PHILADELPHIA (WPVI) -- As Eagles fans make Super Bowl plans, it's important to be aware of everything from bogus tickets to fake merchandise to travel scams.
Super Bowl LVII will not only attract legions of football fans but legions of con artists.
First of all, don't ever pay to enter a ticket giveaway or raffle unless you personally know and trust the organizer.
Second, Super Bowl tickets are mobile-only, and the safest way to buy is through one of the NFL's three partner marketplaces, which are StubHub, SeatGeek, and Ticketmaster. On those websites, you'll see a square NFL icon that indicates you're buying an NFL-authenticated ticket.
"Fraudulent tickets is a huge concern but then certainly for merchandise as well," said Gary Brickhouse of GuidePoint Security. "It's like, hey, click here to get your official t-shirt or official souvenir."
If you click on a bad link, you could end up with fake merchandise or malicious software on your computer called "malware" -- giving hackers access to anything on your computer.

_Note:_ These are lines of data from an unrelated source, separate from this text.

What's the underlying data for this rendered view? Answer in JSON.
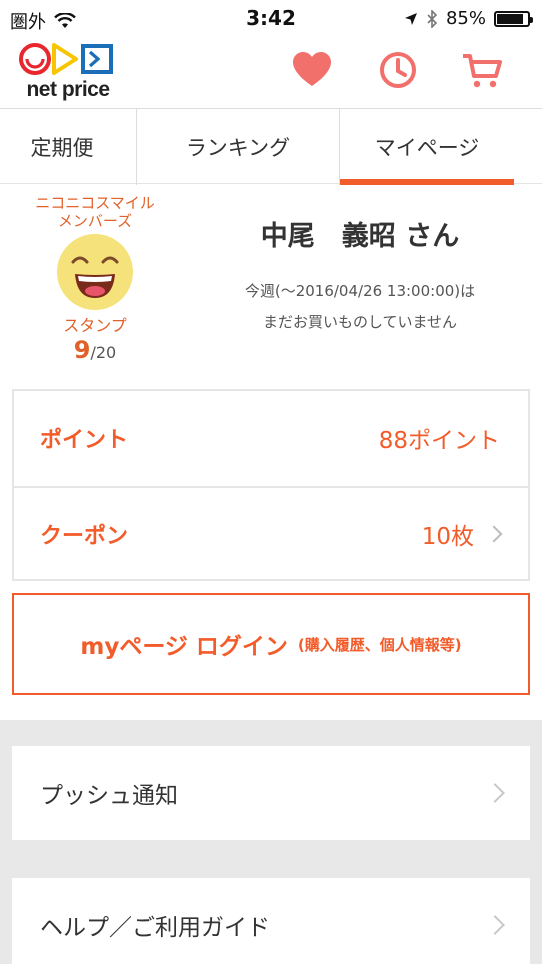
{
  "status_bar": {
    "carrier": "圏外",
    "time": "3:42",
    "battery": "85%"
  },
  "header": {
    "logo_text": "net price",
    "icons": [
      "heart-icon",
      "clock-icon",
      "cart-icon"
    ],
    "accent_color": "#f25c2a"
  },
  "tabs": [
    {
      "label": "定期便",
      "active": false
    },
    {
      "label": "ランキング",
      "active": false
    },
    {
      "label": "マイページ",
      "active": true
    }
  ],
  "profile": {
    "smile_title_line1": "ニコニコスマイル",
    "smile_title_line2": "メンバーズ",
    "stamp_label": "スタンプ",
    "stamp_count": "9",
    "stamp_total": "/20",
    "name": "中尾　義昭 さん",
    "week_line1": "今週(〜2016/04/26 13:00:00)は",
    "week_line2": "まだお買いものしていません"
  },
  "summary": {
    "points_label": "ポイント",
    "points_value": "88ポイント",
    "coupon_label": "クーポン",
    "coupon_value": "10枚"
  },
  "login": {
    "main": "myページ ログイン",
    "sub": "(購入履歴、個人情報等)"
  },
  "menu": [
    {
      "label": "プッシュ通知"
    },
    {
      "label": "ヘルプ／ご利用ガイド"
    }
  ]
}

SEE ALSO: How much will it cost to see Eagles play Chiefs in Super Bowl 57?
"Any activity typically that happens on your local computer, the attacker would have access to so maybe that's the way that you access your bank accounts or passwords," said Brickhouse.

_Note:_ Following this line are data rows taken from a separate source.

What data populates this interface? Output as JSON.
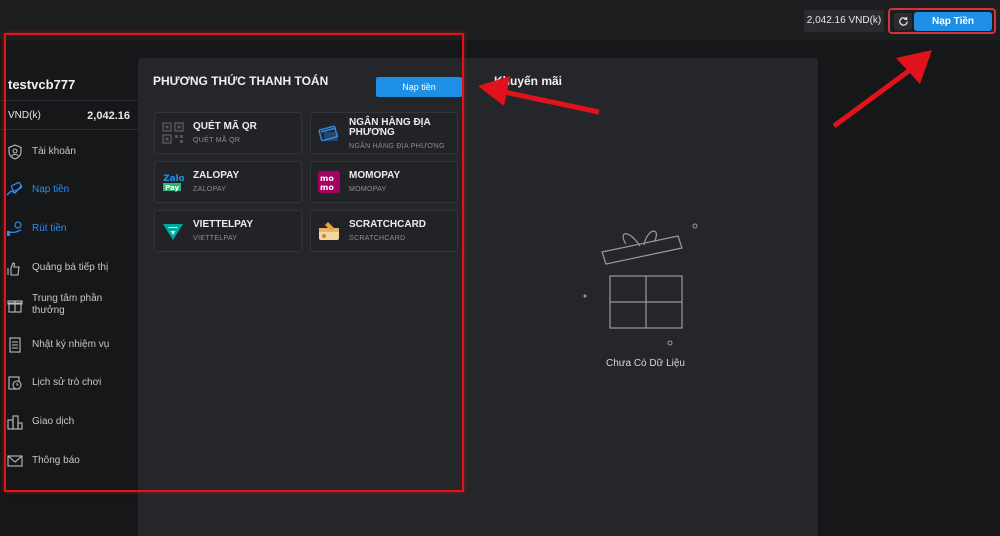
{
  "topbar": {
    "balance": "2,042.16 VND(k)",
    "deposit_label": "Nạp Tiền"
  },
  "sidebar": {
    "username": "testvcb777",
    "currency": "VND(k)",
    "balance": "2,042.16",
    "items": [
      {
        "label": "Tài khoản",
        "icon": "user-shield-icon"
      },
      {
        "label": "Nạp tiền",
        "icon": "deposit-icon",
        "active": true
      },
      {
        "label": "Rút tiền",
        "icon": "withdraw-icon",
        "active": true
      },
      {
        "label": "Quảng bá tiếp thị",
        "icon": "promote-hand-icon"
      },
      {
        "label": "Trung tâm phần thưởng",
        "icon": "gift-icon"
      },
      {
        "label": "Nhật ký nhiệm vụ",
        "icon": "task-log-icon"
      },
      {
        "label": "Lịch sử trò chơi",
        "icon": "game-history-icon"
      },
      {
        "label": "Giao dịch",
        "icon": "transaction-icon"
      },
      {
        "label": "Thông báo",
        "icon": "mail-icon"
      }
    ]
  },
  "payment": {
    "title": "PHƯƠNG THỨC THANH TOÁN",
    "deposit_label": "Nạp tiền",
    "methods": [
      {
        "name": "QUÉT MÃ QR",
        "sub": "QUÉT MÃ QR",
        "icon": "qr-code-icon"
      },
      {
        "name": "NGÂN HÀNG ĐỊA PHƯƠNG",
        "sub": "NGÂN HÀNG ĐỊA PHƯƠNG",
        "icon": "bank-card-icon"
      },
      {
        "name": "ZALOPAY",
        "sub": "ZALOPAY",
        "icon": "zalopay-logo-icon"
      },
      {
        "name": "MOMOPAY",
        "sub": "MOMOPAY",
        "icon": "momo-logo-icon"
      },
      {
        "name": "VIETTELPAY",
        "sub": "VIETTELPAY",
        "icon": "viettelpay-logo-icon"
      },
      {
        "name": "SCRATCHCARD",
        "sub": "SCRATCHCARD",
        "icon": "scratchcard-icon"
      }
    ]
  },
  "promo": {
    "title": "Khuyến mãi",
    "empty_text": "Chưa Có Dữ Liệu"
  },
  "colors": {
    "accent": "#1e8fe6",
    "annotation_red": "#e0121b",
    "panel": "#25262a",
    "background": "#161719"
  }
}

Phishing emails and smishing texts are messages sent by cybercriminals to steal your information, your money, and your identity. Cybersecurity experts warn they are seeing an uptick in personalization.
"You know, we see, 'Hey, Gary, I know you're a Philadelphia Eagles fan. You know, I know that you used to be a season ticket holder, click here, because this is the ticket that you don't want to miss,'" said Brickhouse.
So independently reach out to any sender to verify legitimacy.
"Don't click the link in the email, go directly to the source through your browser," said Brickhouse.
Typos or grammatical mistakes are often red flags.
"On social media, if someone approaches you directly through instant messaging and offers you some special offers, this is usually a scam," said Yoav Keren of BrandShield.
Fans flocking to the desert should also watch for travel-related fraud. Airbnb says it's seeing a rise in third-party scams.
"They mock up kind of fake sites that look like Airbnb, but they're really not. And they try to get you to wire money. And in that case, that's money that you're never going to see again," said Ben Breit of Airbnb.
The best protection? Message and pay only through the platform.
"Talk to that host, ask questions, make sure that you're comfortable with the location, the nature of the listing, they're all different," said Breit.
Airbnb says it has a dedicated big game support team that will be focused on Phoenix-area reservations and helping both Philadelphia and Kansas City fans through February 12.
SEE ALSO: Eagles fans fill streets of Philadelphia after advancing to Super Bowl LVII